Groundwater is water that is found underground, where it fills spaces between rocks and soil particles. Though the ground may appear dry, it actually conceals large amounts of water, both near the surface and much deeper. Groundwater saturates loose soil or rocks, forming bodies of water called aquifers. It can also form underground rivers and lakes, though this is less common. Groundwater is a vital source of freshwater for agriculture, industry, and home use.
When rain and snow fall to the ground, the water keeps on moving. It may run into a river, stream, or lake. Plants suck up some of it through their roots. Some evaporates, heading back into the atmosphere. However, some water sinks into the ground. Soil, rocks, and clay are all full of pores, spaces wide enough for air and water to seep in. Rocks can have holes that are quite large, but even the tiny particles that form clay have space between them. Wet sand at a beach illustrates how how water can move through rocky particles.
An aquifer is an underground layer of sand or rock that can hold water. Aquifers can be shallow or deep. The shallower the aquifer, the more easily it is replenished by rainwater and the easier it is to drill into it. An artesian aquifer contains groundwater confined in layers of rock and under pressure, which allows water to easily be extracted from it. A well drilled into an artesian aquifer is called an artesian well.
Humans have made use of aquifers for thousands of years, digging down into them to make wells.

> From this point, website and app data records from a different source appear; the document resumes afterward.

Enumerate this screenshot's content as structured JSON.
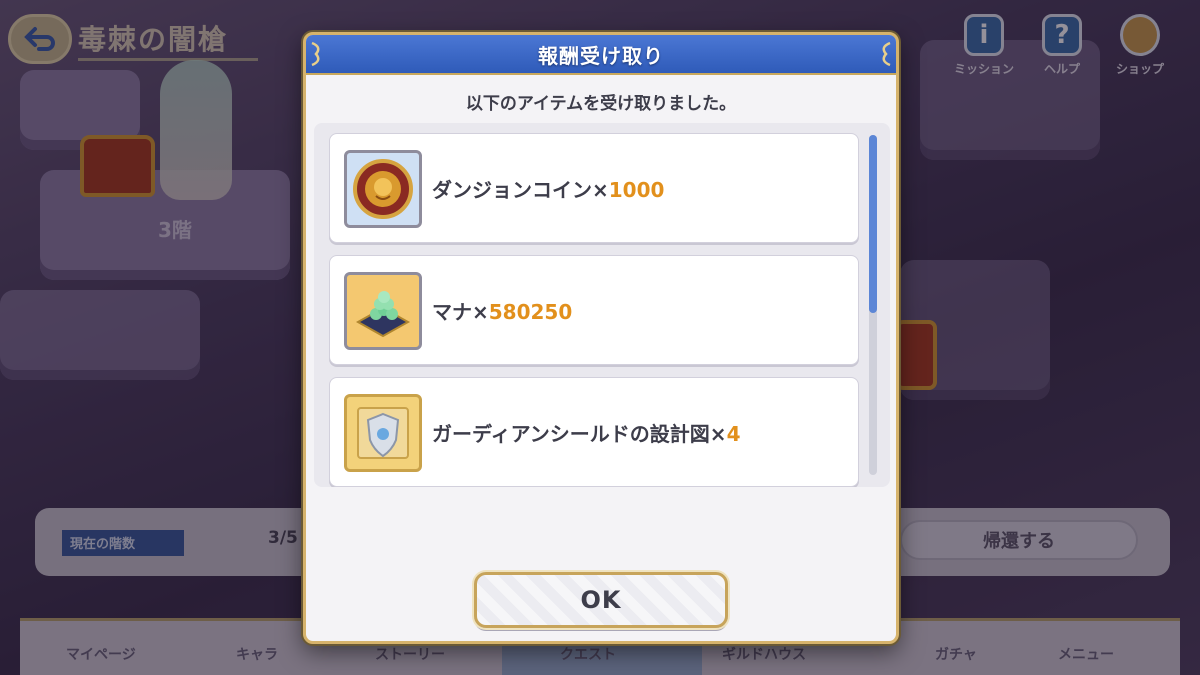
{
  "background": {
    "floor_title": "毒棘の闇槍",
    "floor_label": "3階",
    "top_icons": [
      "ミッション",
      "ヘルプ",
      "ショップ"
    ],
    "status_label": "現在の階数",
    "status_value": "3/5",
    "return_button": "帰還する",
    "nav": [
      "マイページ",
      "キャラ",
      "ストーリー",
      "クエスト",
      "ギルドハウス",
      "ガチャ",
      "メニュー"
    ]
  },
  "modal": {
    "title": "報酬受け取り",
    "subtitle": "以下のアイテムを受け取りました。",
    "items": [
      {
        "name": "ダンジョンコイン×",
        "qty": "1000",
        "icon": "dungeon-coin-icon"
      },
      {
        "name": "マナ×",
        "qty": "580250",
        "icon": "mana-icon"
      },
      {
        "name": "ガーディアンシールドの設計図×",
        "qty": "4",
        "icon": "guardian-shield-blueprint-icon"
      }
    ],
    "ok_label": "OK"
  },
  "colors": {
    "header_blue": "#3a66c6",
    "quantity_orange": "#e2901c",
    "frame_gold": "#d6b36c",
    "scroll_thumb": "#5c86d6"
  }
}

As of 2015, about half of all the drinking water in the United States came from aquifers. Almost all rural homes use well water from aquifers. The Ogallala Aquifer, which runs from South Dakota to Texas, contains water that melted after the last glacial period, around 15,000 years ago; it provides water for much of the central United Page 373 | Top of ArticleStates. The Great Artesian Basin in Australia provides water for most of Queensland.
Some important sources of groundwater were compromised during the twentieth century. Groundwater can easily be contaminated by chemicals that are allowed to seep into the water; this contamination can poison wells and make them unusable. The Ogallala Aquifer has been depleted by cities and farms that have drawn on its water for decades; moreover, it has been heavily used by the oil and gas industry. Waiting for rain to refill it is not practical, so farmers in the area have implemented some conservation programs.